|Members of Bijhar celebrate Holi in Singapore. File picture|
Jamshedpur, May 23: Hunger for homeland love among select group of that Indian diaspora gave birth to “Bijhar”, which, four years down the line, is one of the most vocal platforms for Biharis and Jharkhandis staying in Singapore today.
A brainchild of Sanjeev Kumar Roy, former student of St. Xavier’s School, Ranchi, and IIT (BHU), Bijhar, as the name suggests, stands for an association of Bihar and Jharkhand people.
Officially formed in 2003, Bijhar has over 200 members who were either born or at some point of time stayed in either of the two states.
“In Singapore, people of Bihar often met informally, but there was no platform as such. It was about a few years back when I came across some like-minded people and Bijhar was formed,” Sanjeev Roy, president of Bijhar, told The Telegraph over telephone from Singapore.
But why Bijhar? Pat came the reply: “Bi for Bihar and ‘jhar’ for Jharkhand. The two might be separated but we are still a part of the same land,” Roy added.
So what started as an attempt to unite Biharis and Jharkhandis in Singapore, fast developed into a socio-cultural platform of people from the two states staying in Singapore.

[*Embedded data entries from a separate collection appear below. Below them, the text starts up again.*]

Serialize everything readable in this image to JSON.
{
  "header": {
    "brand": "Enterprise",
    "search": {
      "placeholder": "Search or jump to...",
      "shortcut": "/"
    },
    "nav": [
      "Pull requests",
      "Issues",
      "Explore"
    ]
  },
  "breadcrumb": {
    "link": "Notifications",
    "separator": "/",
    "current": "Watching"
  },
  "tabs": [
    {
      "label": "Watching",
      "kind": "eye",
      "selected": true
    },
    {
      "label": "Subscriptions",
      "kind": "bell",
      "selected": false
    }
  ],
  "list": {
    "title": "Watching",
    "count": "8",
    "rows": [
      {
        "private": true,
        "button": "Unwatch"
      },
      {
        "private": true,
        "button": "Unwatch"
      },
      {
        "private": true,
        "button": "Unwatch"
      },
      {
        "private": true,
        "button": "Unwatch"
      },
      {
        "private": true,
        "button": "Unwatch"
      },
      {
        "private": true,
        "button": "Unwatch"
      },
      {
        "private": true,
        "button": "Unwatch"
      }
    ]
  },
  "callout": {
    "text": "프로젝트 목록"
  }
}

“We discuss how to improve ties among the two states, observe our festivals and fund NGOs working in the interiors of Bihar and Jharkhand,” said Sudeep Kumar, senior executive of Bijhar, who passed out of Delhi Public School, Bokaro, before moving to IIT (Kanpur) and a job at Tata Motors.
Bijhar got even better in October last year when Roy and his group of friends launched their portal Bijhar.org. And, if Roy was the brain behind Bijhar, its honorary secretary Rajesh Anand from Motihari, who completed degree from BIT (Mesra) in Ranchi, and Sudeep Kumar prize their portal.
“Right now we are working with four NGOs for the uplift of the poor and underprivileged,” added Rajesh. Bijhar is helping Children and Mother Earth (COME) of Gorakhpur, Gramin and Nagar Vikas Parishad (GNVP) and Nidan in Patna and Jharkhand Vikas Nyas (JVN), Ramgarh.
The organisation had a discussion with former chief minister Babulal Marandi when he visited Singapore in 2002 on how to strengthen their ties and early this week they gave a nod to the Nitish Kumar government for Bijhar to be part of the Bihar Foundation — an association of Biharis living around the globe.
“Sushil Modi, deputy chief minister of Bihar, was here recently. When he made a proposal, we accepted it readily,” added Roy.
Apart from being a social networking site, Bijhar offers latest updates on Bihar and Jharkhand, a complete gourmet gallery, book reviews, blog, details on festivals and events and several features pertaining to the two states. If that’s not all, the group plans to launch soon their branches in Malyasia, Thailand and other South East Asian countries.